If a line of the data below contains the string "Microsoft", copy it into your answer.

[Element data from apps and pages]
_____
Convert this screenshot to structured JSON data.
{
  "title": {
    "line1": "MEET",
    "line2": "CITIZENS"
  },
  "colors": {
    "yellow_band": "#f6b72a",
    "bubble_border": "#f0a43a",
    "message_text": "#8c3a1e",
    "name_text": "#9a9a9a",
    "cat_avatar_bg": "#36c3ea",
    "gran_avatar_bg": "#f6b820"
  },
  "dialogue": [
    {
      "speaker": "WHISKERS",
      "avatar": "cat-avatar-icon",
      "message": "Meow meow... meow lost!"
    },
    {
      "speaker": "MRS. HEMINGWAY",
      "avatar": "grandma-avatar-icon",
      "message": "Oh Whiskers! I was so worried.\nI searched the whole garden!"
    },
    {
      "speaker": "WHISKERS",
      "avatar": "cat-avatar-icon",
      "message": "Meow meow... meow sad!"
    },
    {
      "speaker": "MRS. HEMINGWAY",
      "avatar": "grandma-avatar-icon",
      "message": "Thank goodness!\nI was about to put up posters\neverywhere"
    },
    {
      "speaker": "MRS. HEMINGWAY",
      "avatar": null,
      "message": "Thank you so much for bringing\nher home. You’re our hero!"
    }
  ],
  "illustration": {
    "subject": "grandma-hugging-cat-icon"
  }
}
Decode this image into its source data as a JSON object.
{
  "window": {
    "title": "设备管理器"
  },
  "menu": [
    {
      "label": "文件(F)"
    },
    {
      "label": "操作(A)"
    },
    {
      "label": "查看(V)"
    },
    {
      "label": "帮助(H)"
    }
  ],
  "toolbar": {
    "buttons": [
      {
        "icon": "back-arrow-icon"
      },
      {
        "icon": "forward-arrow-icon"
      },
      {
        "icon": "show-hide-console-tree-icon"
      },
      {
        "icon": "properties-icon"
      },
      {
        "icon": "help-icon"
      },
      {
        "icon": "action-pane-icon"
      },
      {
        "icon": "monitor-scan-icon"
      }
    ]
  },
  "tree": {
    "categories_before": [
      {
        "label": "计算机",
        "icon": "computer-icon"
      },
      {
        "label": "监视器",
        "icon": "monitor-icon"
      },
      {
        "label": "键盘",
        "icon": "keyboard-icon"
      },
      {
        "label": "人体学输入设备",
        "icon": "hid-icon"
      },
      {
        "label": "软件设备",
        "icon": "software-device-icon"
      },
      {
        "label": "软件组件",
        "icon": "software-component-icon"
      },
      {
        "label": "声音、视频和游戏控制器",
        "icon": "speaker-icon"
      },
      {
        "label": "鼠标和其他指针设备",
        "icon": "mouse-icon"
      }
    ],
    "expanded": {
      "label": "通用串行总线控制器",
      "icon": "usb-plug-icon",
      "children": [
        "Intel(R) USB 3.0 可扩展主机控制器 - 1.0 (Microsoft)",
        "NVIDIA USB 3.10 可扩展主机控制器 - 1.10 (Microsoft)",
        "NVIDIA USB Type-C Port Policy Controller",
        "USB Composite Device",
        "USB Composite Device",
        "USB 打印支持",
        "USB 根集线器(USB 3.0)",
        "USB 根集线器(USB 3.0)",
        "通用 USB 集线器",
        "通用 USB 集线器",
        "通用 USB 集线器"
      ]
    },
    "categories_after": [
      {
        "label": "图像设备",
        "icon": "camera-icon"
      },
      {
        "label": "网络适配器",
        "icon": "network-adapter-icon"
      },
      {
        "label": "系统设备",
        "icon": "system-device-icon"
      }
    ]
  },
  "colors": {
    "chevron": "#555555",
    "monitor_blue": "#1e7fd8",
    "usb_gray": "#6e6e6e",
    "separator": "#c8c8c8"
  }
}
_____
[Answer to this task]
        "Intel(R) USB 3.0 可扩展主机控制器 - 1.0 (Microsoft)",
        "NVIDIA USB 3.10 可扩展主机控制器 - 1.10 (Microsoft)",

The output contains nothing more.